Tuesday, June 15, 2010

One Day. One Perfect Summer Read. . .

Today one of my favourite reads for summer goes on sale - David Nicholls' One Day. I wish I could accurately convey the complete charm of this story which dissects the lives of Emma and Dexter and how their relationship changes over twenty years. The story progresses more or less chronologically, with each chapter providing an illuminating snapshot of every succeeding July 15th. The two first meet in the form of a rather drunken encounter after graduation, and over the years they stay in touch as friends, even though Emma has more romantic - and lustful - hopes. As the years pass, we watch their careers and love lives fluctuate, and are privy to all the frustrations, jealousies and hurts that accompany any long term relationship. And only towards the end will we discover why July 15th is such an important date in their dual histories. One Day is one of those reads you just let yourself tumble into; it's romantic, funny, emotional (you'll need the occasional tissue), and sprinkled throughout are wonderful film and music references that will resonate with anyone who spent their formative years in the 1980s and 1990s. Nick Hornby or Jonathan Coe fans - this is definitely a book for you! Teenagers would love it.

I've been a fan of David Nicholls ever since becoming hooked on a wonderful television series called Cold Feet that he wrote for. It was a British "Thirtysomething" but much wittier, and there was such a warmth and humanity about the characters, especially when they screwed up, that you couldn't help falling in love with them while laughing at their follies. This same warmth is spread throughout this novel. If you enjoy the British humour of Richard Curtis movies like Four Weddings and A Funeral, or if you're a fan of last year's couple flick 500 Days of Summer, you'll really enjoy this novel.

A film is already in the works scheduled to release next year. Anne Hathaway is starring and while I can't really see her as Emma, I'm willing to suspend my disbelief if they keep the setting of the film in England and don't Americanize it, as so much of the self-deprecating humour really relies on a British sensibility. Jim Sturgess however is perfect as Dexter. The director is Lone Scherfig which bodes well - she directed An Education, one of my favorite movies from last year.
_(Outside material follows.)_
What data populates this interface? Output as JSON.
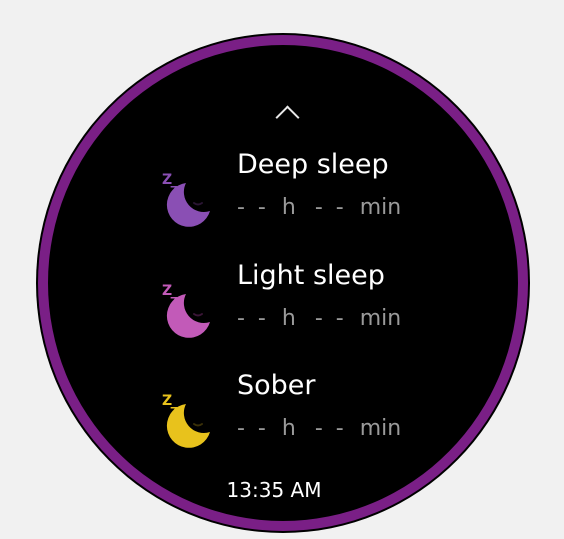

To get a flavour of the book, you can watch various chapter trailers on the book's website here.

1 comment:

Anonymous said...

I couldn't disagree more about One Day. I found it utterly charmless and people with a thoroughly unlikeable cast of self-absorbed whingers.

Here's my review: http://guiltyfeat.com/2010/07/10/one-day/ Let me know what you think.